Chemistry 112

Review of the basics of oxidation and reduction reactions.

Oxidation/reduction reactions are those types of reactions where an electron is transferred from one species to another.

An oxidation is a reaction where a reactant loses one or more electrons; this reactant is oxidized.

A reduction is a reaction where a reactant gains one or more electrons; this reactant is reduced.

Oxidations and reductions always occur together.

Other terminology:

Oxidizing agent or oxidant: a reactant that causes something else to be oxidized (it does this by being reduced).

Reducing agent or reductant: a reactant that causes something else to be reduced (it does this by being oxidized).

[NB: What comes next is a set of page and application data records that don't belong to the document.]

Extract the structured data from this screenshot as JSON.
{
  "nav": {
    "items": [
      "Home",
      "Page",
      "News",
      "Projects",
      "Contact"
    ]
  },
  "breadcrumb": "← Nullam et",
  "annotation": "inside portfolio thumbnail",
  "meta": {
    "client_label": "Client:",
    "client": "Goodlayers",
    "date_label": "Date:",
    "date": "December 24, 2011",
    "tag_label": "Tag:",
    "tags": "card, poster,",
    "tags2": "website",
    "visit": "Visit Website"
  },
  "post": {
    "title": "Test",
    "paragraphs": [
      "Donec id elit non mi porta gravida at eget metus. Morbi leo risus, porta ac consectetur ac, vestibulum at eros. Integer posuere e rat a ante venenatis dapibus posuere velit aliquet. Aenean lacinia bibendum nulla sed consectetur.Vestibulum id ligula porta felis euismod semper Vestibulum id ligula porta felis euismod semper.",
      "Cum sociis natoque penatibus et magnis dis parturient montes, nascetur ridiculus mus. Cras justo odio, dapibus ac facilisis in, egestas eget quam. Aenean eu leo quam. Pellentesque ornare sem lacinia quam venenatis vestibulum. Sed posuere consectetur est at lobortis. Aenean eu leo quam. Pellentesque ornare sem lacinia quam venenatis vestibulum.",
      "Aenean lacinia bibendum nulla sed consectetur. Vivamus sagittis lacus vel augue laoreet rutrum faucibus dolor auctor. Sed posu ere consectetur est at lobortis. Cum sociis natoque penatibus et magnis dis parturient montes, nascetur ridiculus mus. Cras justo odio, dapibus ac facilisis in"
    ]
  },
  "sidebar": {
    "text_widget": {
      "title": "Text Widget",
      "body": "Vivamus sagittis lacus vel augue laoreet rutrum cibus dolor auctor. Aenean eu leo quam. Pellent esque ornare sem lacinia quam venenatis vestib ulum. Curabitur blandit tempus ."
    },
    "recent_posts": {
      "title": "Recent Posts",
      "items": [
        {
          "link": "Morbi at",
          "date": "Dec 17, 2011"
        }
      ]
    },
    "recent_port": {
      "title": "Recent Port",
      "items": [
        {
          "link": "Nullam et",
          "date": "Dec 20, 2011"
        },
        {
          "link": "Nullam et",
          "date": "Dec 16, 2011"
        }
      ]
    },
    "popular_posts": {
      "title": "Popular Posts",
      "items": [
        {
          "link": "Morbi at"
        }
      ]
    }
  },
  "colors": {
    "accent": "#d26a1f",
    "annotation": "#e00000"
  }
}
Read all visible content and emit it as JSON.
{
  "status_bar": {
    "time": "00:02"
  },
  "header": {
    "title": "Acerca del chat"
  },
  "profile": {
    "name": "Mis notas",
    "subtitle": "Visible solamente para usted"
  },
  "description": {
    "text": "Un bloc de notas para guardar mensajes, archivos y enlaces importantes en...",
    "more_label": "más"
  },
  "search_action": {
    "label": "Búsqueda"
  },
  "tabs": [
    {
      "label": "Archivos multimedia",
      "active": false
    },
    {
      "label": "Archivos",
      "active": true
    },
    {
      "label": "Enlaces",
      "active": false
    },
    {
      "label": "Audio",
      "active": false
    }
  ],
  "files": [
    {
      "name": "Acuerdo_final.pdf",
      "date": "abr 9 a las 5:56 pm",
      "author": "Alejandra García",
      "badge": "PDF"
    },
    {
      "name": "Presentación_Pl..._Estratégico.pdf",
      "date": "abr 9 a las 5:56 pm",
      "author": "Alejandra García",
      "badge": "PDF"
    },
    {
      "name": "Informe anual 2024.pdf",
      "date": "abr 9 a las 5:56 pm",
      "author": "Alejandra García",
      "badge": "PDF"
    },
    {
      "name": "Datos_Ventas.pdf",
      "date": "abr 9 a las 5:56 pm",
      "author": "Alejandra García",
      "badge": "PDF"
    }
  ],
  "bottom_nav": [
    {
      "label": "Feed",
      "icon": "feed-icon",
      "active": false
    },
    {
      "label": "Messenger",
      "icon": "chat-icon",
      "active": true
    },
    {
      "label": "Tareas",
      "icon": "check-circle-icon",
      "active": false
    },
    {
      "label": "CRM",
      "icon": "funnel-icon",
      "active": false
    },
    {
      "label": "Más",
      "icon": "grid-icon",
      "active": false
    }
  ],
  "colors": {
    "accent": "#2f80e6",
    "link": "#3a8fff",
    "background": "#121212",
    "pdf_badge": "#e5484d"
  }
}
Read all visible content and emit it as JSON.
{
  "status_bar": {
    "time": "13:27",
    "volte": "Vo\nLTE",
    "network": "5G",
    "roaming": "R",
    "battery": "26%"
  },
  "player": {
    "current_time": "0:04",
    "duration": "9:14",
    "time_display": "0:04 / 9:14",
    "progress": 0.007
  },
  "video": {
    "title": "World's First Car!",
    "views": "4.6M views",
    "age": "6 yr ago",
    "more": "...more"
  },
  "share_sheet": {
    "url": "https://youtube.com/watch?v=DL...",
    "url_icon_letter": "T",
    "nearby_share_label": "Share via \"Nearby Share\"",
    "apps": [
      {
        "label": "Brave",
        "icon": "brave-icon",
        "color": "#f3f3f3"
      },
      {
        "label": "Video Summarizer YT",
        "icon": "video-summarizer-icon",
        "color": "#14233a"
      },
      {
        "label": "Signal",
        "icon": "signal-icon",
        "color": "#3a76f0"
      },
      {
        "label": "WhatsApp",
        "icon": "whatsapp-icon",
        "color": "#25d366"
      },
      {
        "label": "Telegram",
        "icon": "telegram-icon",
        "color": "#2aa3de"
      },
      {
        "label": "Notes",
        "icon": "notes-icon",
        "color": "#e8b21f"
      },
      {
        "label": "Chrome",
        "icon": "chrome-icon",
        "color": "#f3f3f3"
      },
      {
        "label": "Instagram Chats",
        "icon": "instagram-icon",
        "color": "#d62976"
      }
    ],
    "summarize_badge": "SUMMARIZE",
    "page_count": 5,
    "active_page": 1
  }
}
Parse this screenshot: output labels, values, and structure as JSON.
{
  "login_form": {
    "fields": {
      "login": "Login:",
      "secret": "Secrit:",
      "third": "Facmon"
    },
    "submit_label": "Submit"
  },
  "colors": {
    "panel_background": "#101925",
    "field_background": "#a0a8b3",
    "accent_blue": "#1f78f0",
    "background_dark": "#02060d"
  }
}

In order to keep track of electrons and how they move from atom to atom in a reaction, we use the idea of oxidation numbers.

An Oxidation Number is an artificial bookkeeping device that represents the charge on an atom in a compound. Formally, this is found by writing the Lewis Dot structure and assigning all the electrons in each shared bond to the more electronegative atom and then calculating the formal charge.

More practically, there are a few simple rules that can be used to rapidly assign oxidation numbers. (This is review from CHM 101.)

Rules for Finding Oxidation Numbers

  1. An atom in its elemental state has an oxidation number of 0.

  2. The oxidation number of a monoatomic ion equals its charge.

  3. Group 1 elements nearly always have oxidation numbers of +1.

  4. Group 2 elements nearly always have oxidation numbers of +2.

  5. F always has an oxidation number of –1 in compounds.

  6. Group 17 (halogens) have an oxidation number of –1 when they are the most electronegative atom in the compound.

  7. In most compounds, oxygen has an oxidation number of –2. The common exception to this is peroxides, where O has an oxidation number of –1.

  8. Hydrogen has an oxidation number of +1 (acids) if it is less electronegative than the atom to which it is bonded and an oxidation number of –1 (hydrides) when it is more electronegative than the atom to which it is bonded.

  9. The sum of all oxidation numbers in a compound or ion must equal the total charge on the compound or ion.

These Rules Must Be Memorized.

We can use oxidation numbers to identify oxidation and reduction reactions:

oxidation: the oxidation number of an atom increases from reactants to products.

reduction: the oxidation number of an atom decreases from reactants to products.



Balancing oxidation/reduction reactions:

Usually, this cannot be done by inspection. Fortunately, the half–reaction method is a systematic way to balance any oxidation/reduction reaction.

Oxidation/reduction chemistry is often pH sensitive, so different reactivity occurs under acid and base conditions.

Balancing under Acidic conditions:

  1. Separate the two half–reactions, choosing only the species that have a change in oxidation number. Ignore spectator ions, H+(aq), or H2O(l) if they are not oxidized or reduced.

  2. For each half-reaction:

    1. Balance the mass of all atoms except H and O by inspection.

    2. Balance the O mass by adding the correct number of moles of H2O(l) to the oxygen deficient side.

    3. Balance the H mass by adding the correct number of moles of H+(aq) to the hydrogen deficient side.

    4. Balance the charge by adding the correct number of moles of e to the side with excess total positive charge.

  3. Multiply each half-reaction by the appropriate integer so that both half-reactions have the same number of electrons.

  4. Add the two half-reactions together and eliminate common species (e always; H+(aq), H2O(l) sometimes).

  5. Make sure that the smallest set of integer coefficients is being used; if necessary, divide all stoichiometric coefficients by the highest common factor.

  6. Add in any counterions or spectator ions, if required, and balance by inspection.

  7. Check for both mass and charge balance.


Balancing under Basic conditions:

  1. Balance as if in acid.

  2. Identify the side of the equation with H+(aq) and the stoichiometic coefficient, n.

    1. If H+(aq) is a reactant, write a second equation: n H2O(l) n H+(aq) + n OH(aq)

    2. If H+(aq) is a product, write a second equation: n H+(aq) + n OH(aq) n H2O(l)

  3. Add the two equations together and eliminate common species (H+(aq) always; H2O(l) sometimes).

  4. Check for both mass and charge balance.



Examples

Complete and balance:

Mg(s) + NO3(aq) Mg2+(aq) + NO2(g) (pH = 1)

Cr2O72–(aq) + SO2(g)Cr(OH)3(s) + SO42–(aq)

ClO2(aq)ClO(aq) + ClO4(aq) (pH = 14)

BrO3(aq) + [Cr(OH)4](aq)CrO42–(aq) + Br(aq)